When you know the people who are involved—when you have heard their stories and seen their pictures—you are more likely as an individual to support their organisation.
Internet and social media have made it easier than ever to access organisations and for organisations to access their benefactors.
The communications landscape has changed, but it’s necessary to keep these mediums social in their nature. You can “like” an organisation’s page and receive updates from them, but you can’t hear the stories of workers, of life on the ground, of why these people are doing what they are doing.
Numbers, statistics, reports…what we need is more “face-to-face” interaction; more stories. Stories of hope, stories of despair, of loss, of feeling.
Numbers only go so far: what matters more are words. We know stories inspire action amongst an overwhelmed and increasingly de-sensitised population, which is why we have created It’sOneHumanity (IOH).
IOH is a virtual space where humanitarians come to educate each other, share the work they do, connect, and act for humanity as a whole; it’s a social network seeking to democratise humanitarianism.
Its goal is to create and unite humanitarians around the world, engage them in discussion and facilitate the mutual education process to ultimately create powerful social movements that will help us change the world for the better.
It’s easy to get lost behind words, but the meaning of “humanitarian” is nothing flashier than “anyone concerned with or seeking to promote human welfare.” Isn’t that you too?
I personally look forward to One Young World 2011 in Zurich, to show over 1,200 young “humanitarians” what we have built and invite them along on the journey with a special One Young World premiere.
I believe this youth summit is truly special because the delegates who make it come alive are exceptional.

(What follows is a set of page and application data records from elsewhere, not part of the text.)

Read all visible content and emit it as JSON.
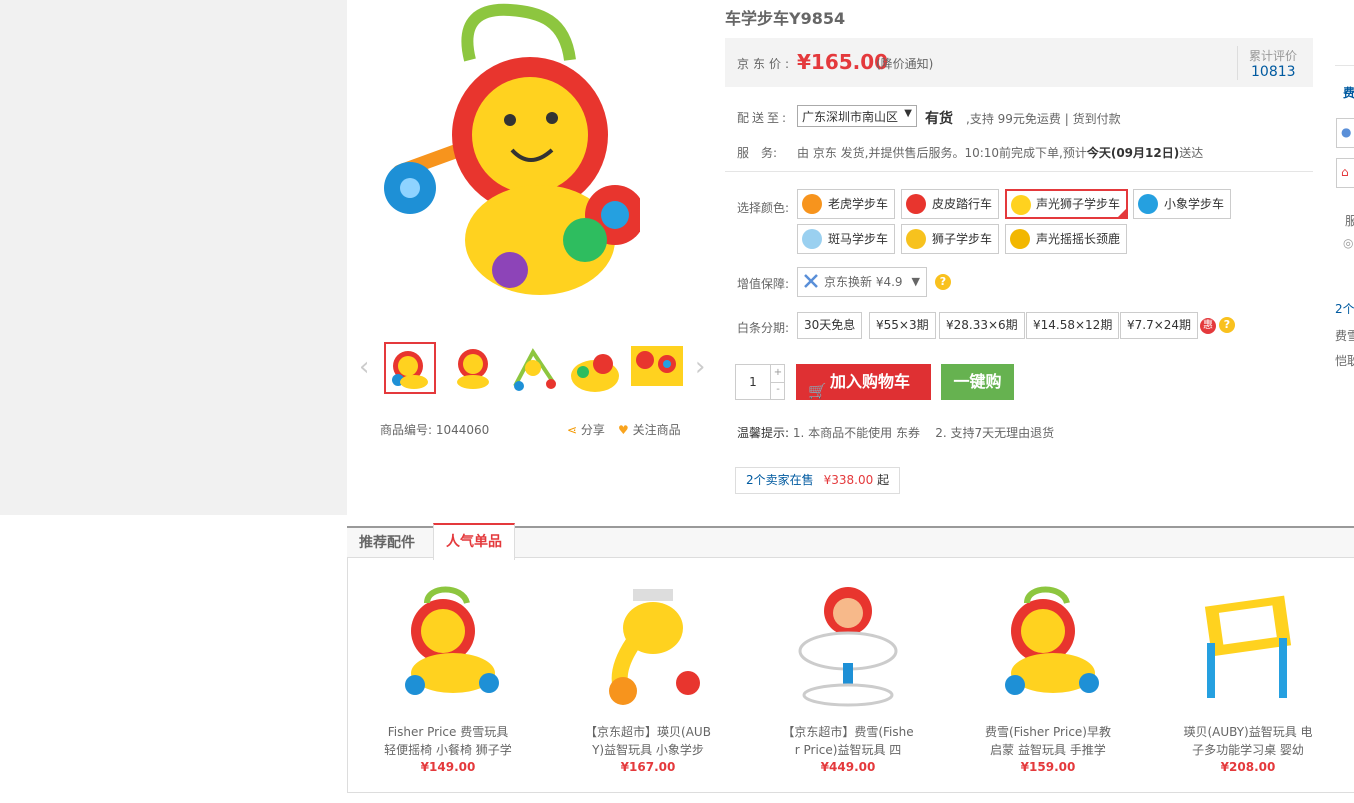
{
  "product": {
    "title": "车学步车Y9854",
    "price_label": "京东价:",
    "price": "¥165.00",
    "price_notify": "(降价通知)",
    "review_label": "累计评价",
    "review_count": "10813",
    "sku_label": "商品编号:",
    "sku": "1044060",
    "share": "分享",
    "follow": "关注商品"
  },
  "delivery": {
    "label": "配送至:",
    "region": "广东深圳市南山区",
    "stock": "有货",
    "note": ",支持 99元免运费 | 货到付款"
  },
  "service": {
    "label": "服　务:",
    "text_pre": "由 京东 发货,并提供售后服务。10:10前完成下单,预计",
    "text_bold": "今天(09月12日)",
    "text_post": "送达"
  },
  "colors": {
    "label": "选择颜色:",
    "options": [
      "老虎学步车",
      "皮皮踏行车",
      "声光狮子学步车",
      "小象学步车",
      "斑马学步车",
      "狮子学步车",
      "声光摇摇长颈鹿"
    ],
    "selected": "声光狮子学步车"
  },
  "insurance": {
    "label": "增值保障:",
    "option": "京东换新 ¥4.9"
  },
  "installment": {
    "label": "白条分期:",
    "options": [
      "30天免息",
      "¥55×3期",
      "¥28.33×6期",
      "¥14.58×12期",
      "¥7.7×24期"
    ],
    "badge": "惠"
  },
  "purchase": {
    "qty": "1",
    "plus": "+",
    "minus": "-",
    "cart": "加入购物车",
    "buy_now": "一键购"
  },
  "tips": {
    "label": "温馨提示:",
    "item1": "1.  本商品不能使用  东券",
    "item2": "2.  支持7天无理由退货"
  },
  "sellers": {
    "text": "2个卖家在售",
    "price": "¥338.00",
    "suffix": "起"
  },
  "right_column": {
    "t1": "费",
    "t2": "服",
    "t3": "2个",
    "t4": "费雪",
    "t5": "恺耿"
  },
  "tabs": [
    "推荐配件",
    "人气单品"
  ],
  "active_tab": "人气单品",
  "products": [
    {
      "name": "Fisher Price 费雪玩具 轻便摇椅 小餐椅 狮子学",
      "price": "¥149.00"
    },
    {
      "name": "【京东超市】瑛贝(AUBY)益智玩具 小象学步",
      "price": "¥167.00"
    },
    {
      "name": "【京东超市】费雪(Fisher Price)益智玩具 四",
      "price": "¥449.00"
    },
    {
      "name": "费雪(Fisher Price)早教启蒙 益智玩具 手推学",
      "price": "¥159.00"
    },
    {
      "name": "瑛贝(AUBY)益智玩具 电子多功能学习桌 婴幼",
      "price": "¥208.00"
    }
  ],
  "colors_palette": {
    "accent": "#e4393c",
    "buy_green": "#66b250",
    "link_blue": "#005aa0"
  }
}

Delegates of One Young World are all humanitarians of their own with ideas and projects, and personal stories that explain why they decided to act upon their ideals and not stand by the sidelines.
It is my greatest hope that The Humanitarian Social Network can make more of such stories shine and inspire the world around.
Follow @ElliottV and @ItsOneHumanity